Closing Wilton Sport Shop: “Like Giving Up Your First Child”
Even though he’s shuttering Wilton Sport Shop, owner Ken Cyr wants you to know he’ll still be around to supply Wilton athletes and teams with spirit wear and custom printed apparel.
“We’re still planning on providing as much as we can to organizations, teams and individuals, which we do a lot of. People come in and say, ‘I need a t-shirt, sweatshirt, printed with this, name on the back. We hope to continue with as much of that business as we can,” he tells GOOD Morning Wilton.
Cyr sits inside the back office of the store, which will be closed until this Thursday, Feb. 7, as Cyr and his staff ready the shop for liquidation. Big neon signs posted on the front of the building announce that after 44 years, the store is closing its doors–but will hold one final, shelf-clearing sale. He’s wistful, but pragmatic about the decision to close.
“Forty-four years is a good length of time. My family, when I finally decided with them, said, ‘What took you so long,'” he chuckles. “My oldest son, who is 34, said, ‘Dad, this is like giving up your first child.’ Because it was 10 years before him.”
The reality of how difficult retail business is factored into Cyr’s decision to close too, of course. Liquidating his remaining stock will be more profitable than any lukewarm offers he might have gotten to buy the business outright.
“It’s just getting harder and harder to get people in the shop. I think we still have a pretty good mix of merchandise, but it’s harder and harder to sell it. The part of the business that seems to be working well these days, the print business, is the way to continue,” he explains.

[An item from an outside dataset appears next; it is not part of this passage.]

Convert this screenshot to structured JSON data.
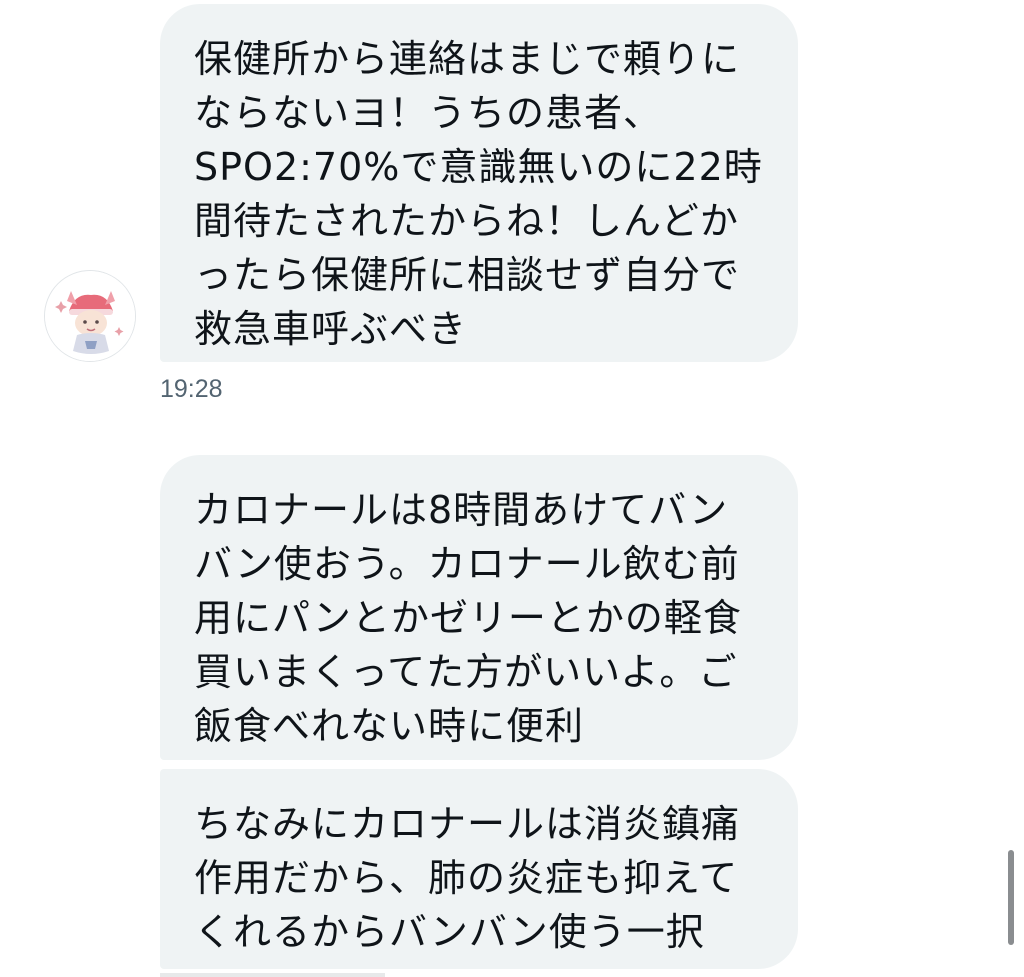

That’s where HometownSpiritwear.com will come into play. Cyr’s new website will allow customers to still place orders for all things customized and printed. And he’ll try to keep a personal, face-to-face interaction when possible.
“I’ll try to get together with folks here in town–whatever works.” He’s hoping to partner with another local business to be a distribution point, where he can leave items for customers to pick up locally; he may also consider delivering items direct to customers’ homes.
While there won’t be sports gear or equipment on Cyr’s new website, he will try to help athletes and shoppers when he can, say for special order items, like sport socks.
“A lot of the vendors we deal with for that type of thing are vendors that deal with print houses and team dealers, so if that was a need, we’d certainly try to fill that too.”
The in-person rapport that Cyr and his staff offered will be missed by customers. They remembered details about orders that customers placed without having to check, and kept tabs on teams that families’ children played for. Generations of high school students scored their first jobs at Wilton Sport Shop–some even following in their parents’ footsteps of working behind that counter when they were WHS students.
That’s what Cyr says he’ll miss the most. “The people, the contact and the friends I’ve made along the way over the year. Hopefully a lot of those we can continue doing some business with and see from time to time. And the staff. And the students who worked here–that helped keep me thinking young, having young kids around.”
Cyr is prepared to stay through mid-March, and the sale will extend until everything in the store is gone. Items will be priced for the sale and there will be opportunities to win prizes too. But while there might be savings and prizes, it is a loss everyone will feel.